The Colorado legislature on Friday finished its work on the annual state budget and sent it on to Gov. Jared Polis.
Final action came after the General Assembly's Joint Budget Committee, working as a conference committee on the 2019-20 spending plan, worked to resolve differences between the House and Senate versions.
The biggest issue: How to find $70 million to pay for the agreement made last week between House and Senate Democrats and Republicans on funding transportation. That brings the total funding targeted for transportation at $300 million, although it's one-time only money.
Where they found it: $10 million from money set aside for House Bill 1262, which fully funds all-day kindergarten. The bill's original cost was pegged at $185 million, but later estimates dropped it down to $175 million.
The JBC also tapped $30 million from the state's unclaimed property tax fund, and $10 million in vacancy savings held in a state reserve fund.
According to Democratic Sen. Rachel Zenzinger of Arvada, who sits on the JBC, another $10 million came from technical amendments that tightened up the budget. The last $10 million was found when the JBC finally finished balancing the budget.
The JBC's actions mean that general fund dollars allotted to the House and Senate appropriations committees, about $20 million each, are still available to pay for some of the nearly 100 bills awaiting the General Assembly's final decisions on the budget.
Just how that $20 million will be spent means something of a tug-of-war in the coming weeks.
Friday morning, Senate Democratic leaders met with reporters to look at some of the issues that will take up the last three weeks of the session.
Colorado Politics asked if funding for House Bill 1032, the comprehensive sex education bill, is a high enough priority for that funding. The Democratic caucus is committed to that bill, replied Senate Majority Leader Steve Fenberg of Boulder, although he didn't say how high that bill sits on the caucus's priorities.
Lawmakers are now looking for ways to cut costs on their measures in order to ensure their bills make it all the way to the governor's desk.
Both the House and Senate approved the conference committee's report and readopted the budget on Friday. Senate Bill 207 and related bills in the budget package now head to the governor for signing.
During the JBC's work on the budget bill Thursday, Republican Sen. Bob Rankin of Carbondale tried to find the $30 million requested by rural schools that would close the gap between what they are slated to receive and the higher per-pupil funding slated to go to large school districts. That motion failed on a 3-3 vote.
But Rankin told Colorado Politics Friday that another funding source has surfaced that is likely to make that boost a reality.
On Wednesday, the Department of Local Affairs, which includes the state's assessor, released its recommendation for residential assessment rates for 2019-20. It's a report that lawmakers and school districts have been watching for with some trepidation, because early estimates said the residential assessment rate could drop precipitously -- to about 6.11 percent -- and that would cause a reduction in property tax collections that would hit school districts hard, particularly in rural Colorado.
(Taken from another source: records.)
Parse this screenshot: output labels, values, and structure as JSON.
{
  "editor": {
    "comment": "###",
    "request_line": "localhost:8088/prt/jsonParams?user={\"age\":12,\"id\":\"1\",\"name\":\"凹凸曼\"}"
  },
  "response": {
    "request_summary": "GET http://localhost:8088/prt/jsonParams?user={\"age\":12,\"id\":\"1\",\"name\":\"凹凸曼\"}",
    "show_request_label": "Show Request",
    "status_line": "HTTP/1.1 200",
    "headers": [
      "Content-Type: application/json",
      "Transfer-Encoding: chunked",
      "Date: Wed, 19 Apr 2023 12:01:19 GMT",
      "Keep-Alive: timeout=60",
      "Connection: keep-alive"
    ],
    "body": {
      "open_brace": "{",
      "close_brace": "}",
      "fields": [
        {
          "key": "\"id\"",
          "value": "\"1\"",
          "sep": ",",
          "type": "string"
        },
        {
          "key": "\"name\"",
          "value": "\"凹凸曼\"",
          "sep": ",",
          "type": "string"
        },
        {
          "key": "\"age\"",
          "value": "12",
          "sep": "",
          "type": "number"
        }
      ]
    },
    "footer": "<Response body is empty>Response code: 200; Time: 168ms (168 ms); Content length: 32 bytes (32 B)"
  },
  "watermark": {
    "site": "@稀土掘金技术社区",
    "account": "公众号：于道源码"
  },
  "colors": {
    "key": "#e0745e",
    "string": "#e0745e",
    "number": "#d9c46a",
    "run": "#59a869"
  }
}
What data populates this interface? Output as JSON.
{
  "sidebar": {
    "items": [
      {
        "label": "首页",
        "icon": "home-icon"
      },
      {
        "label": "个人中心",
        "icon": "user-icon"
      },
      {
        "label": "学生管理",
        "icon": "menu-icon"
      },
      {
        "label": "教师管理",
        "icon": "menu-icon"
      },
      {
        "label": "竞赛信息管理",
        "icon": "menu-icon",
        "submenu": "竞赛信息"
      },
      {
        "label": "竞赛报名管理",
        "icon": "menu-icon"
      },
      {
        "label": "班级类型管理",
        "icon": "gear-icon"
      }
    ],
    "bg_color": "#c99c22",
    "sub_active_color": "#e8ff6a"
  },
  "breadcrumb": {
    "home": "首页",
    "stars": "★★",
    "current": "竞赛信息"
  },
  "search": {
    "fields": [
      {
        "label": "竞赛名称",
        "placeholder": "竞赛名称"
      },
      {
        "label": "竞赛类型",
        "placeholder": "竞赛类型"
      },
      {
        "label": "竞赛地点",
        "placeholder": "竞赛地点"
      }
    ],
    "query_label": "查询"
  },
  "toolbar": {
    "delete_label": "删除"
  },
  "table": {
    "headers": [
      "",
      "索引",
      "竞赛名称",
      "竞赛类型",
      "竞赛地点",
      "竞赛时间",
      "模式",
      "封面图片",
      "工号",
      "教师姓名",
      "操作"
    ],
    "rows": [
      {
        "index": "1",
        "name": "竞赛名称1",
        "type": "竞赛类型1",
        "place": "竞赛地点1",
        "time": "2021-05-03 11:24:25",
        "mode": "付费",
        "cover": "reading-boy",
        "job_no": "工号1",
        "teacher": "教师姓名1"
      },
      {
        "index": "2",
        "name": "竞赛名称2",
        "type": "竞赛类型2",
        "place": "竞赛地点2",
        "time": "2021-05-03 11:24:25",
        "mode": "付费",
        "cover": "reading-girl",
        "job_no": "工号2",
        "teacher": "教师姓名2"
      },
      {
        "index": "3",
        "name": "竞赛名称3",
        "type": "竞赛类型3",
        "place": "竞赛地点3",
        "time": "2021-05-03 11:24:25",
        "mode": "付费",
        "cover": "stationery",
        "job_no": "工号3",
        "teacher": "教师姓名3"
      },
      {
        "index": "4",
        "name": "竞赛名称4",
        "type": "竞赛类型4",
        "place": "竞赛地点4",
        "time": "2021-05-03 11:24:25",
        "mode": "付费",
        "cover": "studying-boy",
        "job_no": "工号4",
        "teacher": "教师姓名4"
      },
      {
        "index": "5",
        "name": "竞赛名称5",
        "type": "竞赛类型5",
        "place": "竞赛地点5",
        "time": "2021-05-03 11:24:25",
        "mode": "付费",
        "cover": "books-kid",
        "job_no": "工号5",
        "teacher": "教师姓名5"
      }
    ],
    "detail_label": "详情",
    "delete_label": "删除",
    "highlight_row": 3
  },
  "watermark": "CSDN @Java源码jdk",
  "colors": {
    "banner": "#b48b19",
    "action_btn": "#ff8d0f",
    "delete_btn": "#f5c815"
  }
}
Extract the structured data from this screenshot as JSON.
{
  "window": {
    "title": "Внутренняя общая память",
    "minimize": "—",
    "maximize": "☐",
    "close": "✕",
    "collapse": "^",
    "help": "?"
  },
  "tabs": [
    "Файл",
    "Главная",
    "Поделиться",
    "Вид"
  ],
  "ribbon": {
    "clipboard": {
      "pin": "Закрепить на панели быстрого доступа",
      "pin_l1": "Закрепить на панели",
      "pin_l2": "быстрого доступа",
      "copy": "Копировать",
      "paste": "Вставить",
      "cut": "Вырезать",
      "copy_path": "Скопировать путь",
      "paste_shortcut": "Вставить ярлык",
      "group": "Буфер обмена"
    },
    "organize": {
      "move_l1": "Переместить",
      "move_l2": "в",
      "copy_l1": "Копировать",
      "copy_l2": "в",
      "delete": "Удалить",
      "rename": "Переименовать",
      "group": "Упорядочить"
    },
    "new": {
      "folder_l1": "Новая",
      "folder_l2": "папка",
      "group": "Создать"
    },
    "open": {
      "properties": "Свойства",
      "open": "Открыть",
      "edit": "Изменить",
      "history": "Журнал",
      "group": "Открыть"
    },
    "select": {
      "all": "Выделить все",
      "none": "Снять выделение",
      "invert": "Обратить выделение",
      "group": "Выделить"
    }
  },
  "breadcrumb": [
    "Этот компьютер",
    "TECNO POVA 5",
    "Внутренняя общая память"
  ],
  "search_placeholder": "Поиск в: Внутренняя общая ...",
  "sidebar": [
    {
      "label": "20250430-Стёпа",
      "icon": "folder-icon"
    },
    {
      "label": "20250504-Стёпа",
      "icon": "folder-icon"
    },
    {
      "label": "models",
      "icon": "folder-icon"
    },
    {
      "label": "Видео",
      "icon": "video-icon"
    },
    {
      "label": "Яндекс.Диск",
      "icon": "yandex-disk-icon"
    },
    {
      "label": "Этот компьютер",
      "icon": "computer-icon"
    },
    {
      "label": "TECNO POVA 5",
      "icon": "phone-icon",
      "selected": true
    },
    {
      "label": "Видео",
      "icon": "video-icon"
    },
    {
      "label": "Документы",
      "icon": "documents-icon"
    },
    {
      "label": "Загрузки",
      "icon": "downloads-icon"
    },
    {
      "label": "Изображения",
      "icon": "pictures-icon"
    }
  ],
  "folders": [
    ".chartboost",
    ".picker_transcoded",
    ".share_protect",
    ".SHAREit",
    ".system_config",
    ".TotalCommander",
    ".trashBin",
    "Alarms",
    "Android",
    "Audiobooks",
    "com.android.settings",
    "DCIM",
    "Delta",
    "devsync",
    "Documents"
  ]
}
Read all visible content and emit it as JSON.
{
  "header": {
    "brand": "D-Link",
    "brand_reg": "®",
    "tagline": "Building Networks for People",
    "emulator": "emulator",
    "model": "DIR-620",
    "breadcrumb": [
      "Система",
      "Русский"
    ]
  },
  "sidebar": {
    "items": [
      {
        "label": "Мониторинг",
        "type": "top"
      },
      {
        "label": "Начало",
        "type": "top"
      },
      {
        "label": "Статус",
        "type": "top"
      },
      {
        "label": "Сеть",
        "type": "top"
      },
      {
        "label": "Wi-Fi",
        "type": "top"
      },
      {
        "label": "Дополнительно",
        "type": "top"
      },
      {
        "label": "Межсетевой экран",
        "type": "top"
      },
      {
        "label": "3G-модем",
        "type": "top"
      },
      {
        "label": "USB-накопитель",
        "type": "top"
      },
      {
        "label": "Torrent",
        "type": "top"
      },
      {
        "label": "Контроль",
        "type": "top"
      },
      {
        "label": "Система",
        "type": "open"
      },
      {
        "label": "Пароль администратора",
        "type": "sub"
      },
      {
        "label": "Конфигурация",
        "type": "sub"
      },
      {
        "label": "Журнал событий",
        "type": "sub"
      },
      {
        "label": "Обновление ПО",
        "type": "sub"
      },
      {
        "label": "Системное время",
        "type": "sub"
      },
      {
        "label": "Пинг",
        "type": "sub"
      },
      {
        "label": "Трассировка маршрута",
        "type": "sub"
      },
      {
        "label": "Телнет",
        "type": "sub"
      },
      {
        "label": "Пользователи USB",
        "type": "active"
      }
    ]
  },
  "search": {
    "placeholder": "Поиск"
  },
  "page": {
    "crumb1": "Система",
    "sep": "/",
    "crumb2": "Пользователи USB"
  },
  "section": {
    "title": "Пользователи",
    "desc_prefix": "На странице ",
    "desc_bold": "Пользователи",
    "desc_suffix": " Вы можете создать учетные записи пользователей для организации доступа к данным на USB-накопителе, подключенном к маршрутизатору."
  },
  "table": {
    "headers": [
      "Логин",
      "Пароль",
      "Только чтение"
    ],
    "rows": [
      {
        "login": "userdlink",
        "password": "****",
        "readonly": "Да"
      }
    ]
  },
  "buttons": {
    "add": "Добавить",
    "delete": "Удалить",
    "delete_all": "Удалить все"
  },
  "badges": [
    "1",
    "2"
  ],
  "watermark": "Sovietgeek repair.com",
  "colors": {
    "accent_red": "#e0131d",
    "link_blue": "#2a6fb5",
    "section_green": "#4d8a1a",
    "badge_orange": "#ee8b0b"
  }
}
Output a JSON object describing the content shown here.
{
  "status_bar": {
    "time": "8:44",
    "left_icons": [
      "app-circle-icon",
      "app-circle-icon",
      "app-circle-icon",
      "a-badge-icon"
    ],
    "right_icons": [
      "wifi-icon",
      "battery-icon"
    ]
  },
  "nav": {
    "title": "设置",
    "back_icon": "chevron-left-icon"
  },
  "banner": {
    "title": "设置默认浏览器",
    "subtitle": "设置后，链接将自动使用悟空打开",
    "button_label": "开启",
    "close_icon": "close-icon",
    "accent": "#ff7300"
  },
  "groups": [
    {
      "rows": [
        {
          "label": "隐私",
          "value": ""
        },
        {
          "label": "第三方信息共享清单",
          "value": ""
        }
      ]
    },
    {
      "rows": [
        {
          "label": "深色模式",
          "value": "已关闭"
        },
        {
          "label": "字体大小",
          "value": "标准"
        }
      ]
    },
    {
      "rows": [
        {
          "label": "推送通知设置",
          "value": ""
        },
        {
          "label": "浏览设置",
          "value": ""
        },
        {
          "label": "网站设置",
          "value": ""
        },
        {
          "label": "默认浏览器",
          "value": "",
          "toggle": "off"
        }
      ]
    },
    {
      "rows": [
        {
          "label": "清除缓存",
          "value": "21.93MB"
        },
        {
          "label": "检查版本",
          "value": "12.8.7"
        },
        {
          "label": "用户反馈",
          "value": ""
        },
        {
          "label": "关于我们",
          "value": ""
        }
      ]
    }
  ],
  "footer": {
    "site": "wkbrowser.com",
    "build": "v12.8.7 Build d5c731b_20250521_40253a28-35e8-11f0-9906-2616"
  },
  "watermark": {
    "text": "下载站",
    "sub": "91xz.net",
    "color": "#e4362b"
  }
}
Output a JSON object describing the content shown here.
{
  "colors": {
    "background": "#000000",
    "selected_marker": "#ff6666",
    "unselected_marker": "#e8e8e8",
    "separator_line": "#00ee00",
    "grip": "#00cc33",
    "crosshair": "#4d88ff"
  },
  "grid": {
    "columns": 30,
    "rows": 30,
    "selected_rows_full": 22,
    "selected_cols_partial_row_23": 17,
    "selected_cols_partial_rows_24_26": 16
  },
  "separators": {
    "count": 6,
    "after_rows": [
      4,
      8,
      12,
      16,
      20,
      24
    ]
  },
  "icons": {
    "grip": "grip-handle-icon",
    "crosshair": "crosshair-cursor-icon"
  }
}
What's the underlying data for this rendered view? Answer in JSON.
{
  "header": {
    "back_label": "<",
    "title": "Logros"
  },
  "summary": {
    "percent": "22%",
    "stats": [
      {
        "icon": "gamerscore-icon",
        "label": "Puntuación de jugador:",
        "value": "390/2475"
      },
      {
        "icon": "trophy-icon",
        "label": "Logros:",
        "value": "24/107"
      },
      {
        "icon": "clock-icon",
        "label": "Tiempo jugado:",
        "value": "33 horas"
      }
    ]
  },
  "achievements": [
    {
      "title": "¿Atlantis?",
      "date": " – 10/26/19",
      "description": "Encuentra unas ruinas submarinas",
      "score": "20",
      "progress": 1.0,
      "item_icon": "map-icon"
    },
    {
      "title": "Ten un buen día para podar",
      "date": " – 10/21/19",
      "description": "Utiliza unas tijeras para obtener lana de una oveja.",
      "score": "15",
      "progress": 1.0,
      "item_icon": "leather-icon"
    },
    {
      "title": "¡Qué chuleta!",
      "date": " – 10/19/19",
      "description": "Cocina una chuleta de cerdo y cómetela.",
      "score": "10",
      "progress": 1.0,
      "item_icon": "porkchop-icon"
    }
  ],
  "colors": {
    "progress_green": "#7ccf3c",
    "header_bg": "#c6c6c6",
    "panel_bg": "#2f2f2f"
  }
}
The news on Wednesday was better than anticipated. The residential rate is being reduced to 7.15 percent, down from the rate of 8.24 percent in the previous two years. But not down to the 6.11 percent lawmakers had feared.
What that means: the assessment rate is re-evaluated every two years, a requirement of the 1982 Gallagher Amendment that requires a division of property tax rates between residential and commercial properties. Gallagher requires commercial properties to pay 55 percent of the state's property taxes and residential at 45 percent.
No one needs be told that home property values have skyrocketed, particularly in the past seven years. In order to maintain that 55/45 ratio, property tax rates for residential properties have actually gone down.
That's meant trouble for school districts that rely on residential property taxes for school funding, and rural communities claim they've been hit harder than those in the Front Range, where those property tax values have increased the most.
But the news that the residential rate wouldn't go down as much as expected has meant that there's a little more in the bank for school finance.
Rankin told Colorado Politics that about $100 million more will be available. About $10 million will go to cover senior and veteran homestead exemptions. That leaves $90 million more for the School Finance Act, which is expected to be introduced next week.
Rankin said he intends to advocate for that $30 million boost for rural schools, stating that until there is a major restructuring of the School Finance Act formula, rural schools will continue to need those extra dollars.
An interim committee that started work in the 2017 session won another summer to continue its work on figuring out just how to restructure the School Finance Act formula.